“The only controversy for us is that we are recommending blood pressure treatment [with medication] during pregnancy,” Bushnell says. “That’s something the obstetricians may disagree with.”

Dr. Diana Greene-Chandos, M.D., Director of Neuroscience Critical Care and Assistant Professor of Neurosurgery and Neurology at The Ohio State University Wexner Medical Center, added that women should be evaluated a little differently for stroke risk than men.

“Evaluation and management of stroke in women has some nuances that are unique to women. In particular, a woman may present with sudden pain in her face and limb, sudden nausea or sudden hiccups rather than the more common stroke symptoms seen in both sexes,” she told Natural News. “When evaluating a woman, particular attention needs to be paid to her headache history; whether she is pregnant, on oral contraceptives or on hormone replacement therapy; and if she has a history of autoimmune diseases such a lupus.”

How to reduce women’s risk of stroke

There are several ways that women can mitigate their risk of stroke, experts say.

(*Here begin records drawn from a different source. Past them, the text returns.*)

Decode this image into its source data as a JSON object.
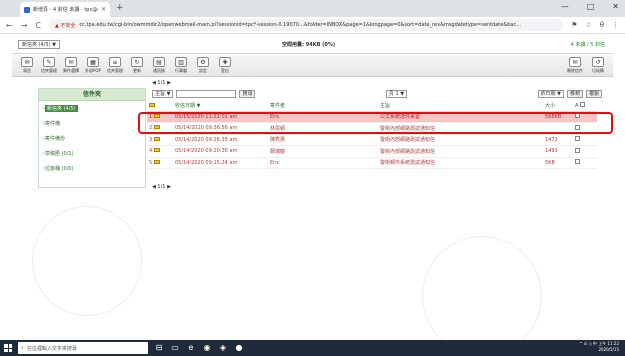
{
  "browser": {
    "tab_title": "新增頁 - 4 封信 未讀 - tpc@ccc...",
    "tab_close": "✕",
    "new_tab": "+",
    "window_buttons": [
      "—",
      "□",
      "✕"
    ],
    "nav": [
      "←",
      "→",
      "C"
    ],
    "security_label": "▲ 不安全",
    "url": "cc.tpa.edu.tw/cgi-bin/owmmdir2/openwebmail-main.pl?sessionid=tpc*-session-0.19070…&folder=INBOX&page=1&longpage=0&sort=date_rev&msgdatetype=sentdate&bac…",
    "toolbar_icons": [
      "⚑",
      "☆",
      "θ",
      "⋮"
    ]
  },
  "app": {
    "account_select": "新信夾 (4/5) ▼",
    "quota": "空間用量: 94KB (0%)",
    "counts": "4 未讀 / 5 封信",
    "tools_left": [
      {
        "icon": "✉",
        "label": "寫信"
      },
      {
        "icon": "✎",
        "label": "信夾管理"
      },
      {
        "icon": "✉",
        "label": "郵件選擇"
      },
      {
        "icon": "▦",
        "label": "外部POP"
      },
      {
        "icon": "≡",
        "label": "信夾管理"
      },
      {
        "icon": "↻",
        "label": "更新"
      },
      {
        "icon": "▤",
        "label": "通訊錄"
      },
      {
        "icon": "▥",
        "label": "行事曆"
      },
      {
        "icon": "⚙",
        "label": "設定"
      },
      {
        "icon": "✚",
        "label": "登出"
      }
    ],
    "tools_right": [
      {
        "icon": "✉",
        "label": "刪除信件"
      },
      {
        "icon": "↺",
        "label": "垃圾桶"
      }
    ],
    "pager_top": "◀ 1/1 ▶",
    "pager_bottom": "◀ 1/1 ▶",
    "sidebar": {
      "title": "信件夾",
      "folders": [
        {
          "label": "新信夾 (4/5)",
          "active": true
        },
        {
          "label": "寄件備",
          "active": false
        },
        {
          "label": "寄件備份",
          "active": false
        },
        {
          "label": "草稿匣 (0/1)",
          "active": false
        },
        {
          "label": "垃圾桶 (0/0)",
          "active": false
        }
      ]
    },
    "search": {
      "field_select": "主旨 ▼",
      "button": "搜尋",
      "page_select": "頁 1 ▼",
      "sort_select": "依日期 ▼",
      "move_button": "移到",
      "copy_button": "複製"
    },
    "columns": [
      "",
      "收信日期 ▼",
      "寄件者",
      "主旨",
      "大小",
      "A"
    ],
    "rows": [
      {
        "num": "1.",
        "date": "05/15/2020 11:22:01 am",
        "from": "Eric",
        "subject": "公文系統送件事宜",
        "size": "568KB"
      },
      {
        "num": "2.",
        "date": "05/14/2020 09:36:56 am",
        "from": "林思穎",
        "subject": "警衛內部網路測試通知信",
        "size": ""
      },
      {
        "num": "3.",
        "date": "05/14/2020 09:26:35 am",
        "from": "陳秀惠",
        "subject": "警衛內部網路測試通知信",
        "size": "1472"
      },
      {
        "num": "4.",
        "date": "05/14/2020 09:20:36 am",
        "from": "鄭瑞龍",
        "subject": "警衛內部網路測試通知信",
        "size": "1493"
      },
      {
        "num": "5.",
        "date": "05/14/2020 09:15:24 am",
        "from": "Eric",
        "subject": "警衛郵件系統測試通知信",
        "size": "5KB"
      }
    ]
  },
  "taskbar": {
    "search_placeholder": "在這裡輸入文字來搜尋",
    "apps": [
      "⊟",
      "▭",
      "e",
      "◉",
      "◈",
      "●"
    ],
    "time": "上午 11:22",
    "date": "2020/5/15",
    "tray": "^ ⊡ ◁ 中"
  },
  "colors": {
    "highlight_border": "#d11111",
    "active_folder": "#3e8e3e",
    "header_green": "#d6e9d0"
  }
}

Michale J. (Mickey) Barber, M.D., an anesthesiologist and academic, as well as an age management expert who works primarily with women on heart disease/stroke prevention, offered the following measures in particular:

— Control that blood pressure. Like other experts, such as Bushnell, Barber says she believes that keeping blood pressure under control is vital. “Many women tend to ignore or are undertreated for hypertension. The first step in many cases is to improve body composition as a drop in weight of 10 pounds can translate to a drop in systolic BP by 10 mm mercury,” she told Natural News.

— Watch low folate and vitamin B12 levels. “These levels are reflected by high homocysteine levels,” she said. “It is common in women over the age of 45 to become less and less efficient at absorbing B-12 from the gut. High levels of homocysteine increase thrombosis (clot), impair microcirculatory function and increase inflammation.”

— Diet is, as always, very important. Barber recommends a diet rich in fruits and vegetables “to provide adequate antioxidants to counter oxidative stress (inflammation).” As reported by Natural News, some of the best antioxidant foods include berries (tropical acai berries rank the highest, followed by blueberries, blackberries, cranberries, raspberries, pomegranates and strawberries); veggies like kale, spinach and broccoli; legumes like black beans and kidney beans; nuts and grains like pecans, walnuts and steel-cut oats; and chocolate (in moderation) [http://www.naturalnews.com].

— Eat like a Greek. Barber recommends a Mediterranean-style diet consisting of higher intake of olive oil, legumes, unrefined cereals, fruits and vegetables, as well as moderate-to-higher consumption of fish and limited animal fats. Obesity is a huge stroke factor.

— Exercise. Making time for vigorous physical exercise “like your life depends on it” is vital, says Barber. This is especially true as we age; a sedentary lifestyle is not conducive to a long, productive life.

— Limit alcohol and stop smoking. Some alcohol — like red wines — has been found to be beneficial for the heart, in limited amounts, but there is nothing good that comes from smoking. Besides increasing your risk of cancer, smoking is devastating to your heart and cardiovascular system, and this can be especially true for women.

Some other things that women can do to reduce their risk, Barber said, is to consider a low-dose aspirin per day (after discussing this with your health professional), eliminating toxic stress, increasing your meditation and controlling diabetes or pre-diabetic conditions “with a low glycemic diet and exercise.”